The signature of the American botanist who helped bring the famous Japanese cherry blossom trees to the United States was discovered by this author on a 1901 map of Japan.

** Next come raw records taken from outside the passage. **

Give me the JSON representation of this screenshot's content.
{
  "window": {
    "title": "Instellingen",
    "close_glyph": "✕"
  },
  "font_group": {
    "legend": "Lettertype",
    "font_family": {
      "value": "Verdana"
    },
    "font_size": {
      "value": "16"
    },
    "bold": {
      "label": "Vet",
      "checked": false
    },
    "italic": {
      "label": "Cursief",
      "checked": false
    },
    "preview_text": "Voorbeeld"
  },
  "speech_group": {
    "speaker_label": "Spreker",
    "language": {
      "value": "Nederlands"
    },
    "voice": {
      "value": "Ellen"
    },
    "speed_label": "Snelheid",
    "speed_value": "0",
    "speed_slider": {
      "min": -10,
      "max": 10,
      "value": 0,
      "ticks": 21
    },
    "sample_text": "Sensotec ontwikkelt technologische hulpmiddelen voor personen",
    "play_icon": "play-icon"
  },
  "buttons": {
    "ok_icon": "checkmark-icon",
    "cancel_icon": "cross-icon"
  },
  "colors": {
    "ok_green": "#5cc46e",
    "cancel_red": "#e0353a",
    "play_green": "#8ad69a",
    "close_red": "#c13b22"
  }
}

A few years back, I moved into a Sears building — no, not that famous skyscraper in Chicago, or one of those department stores in the suburbs, but a city block-sized brick behemoth just south of downtown Minneapolis, Minnesota.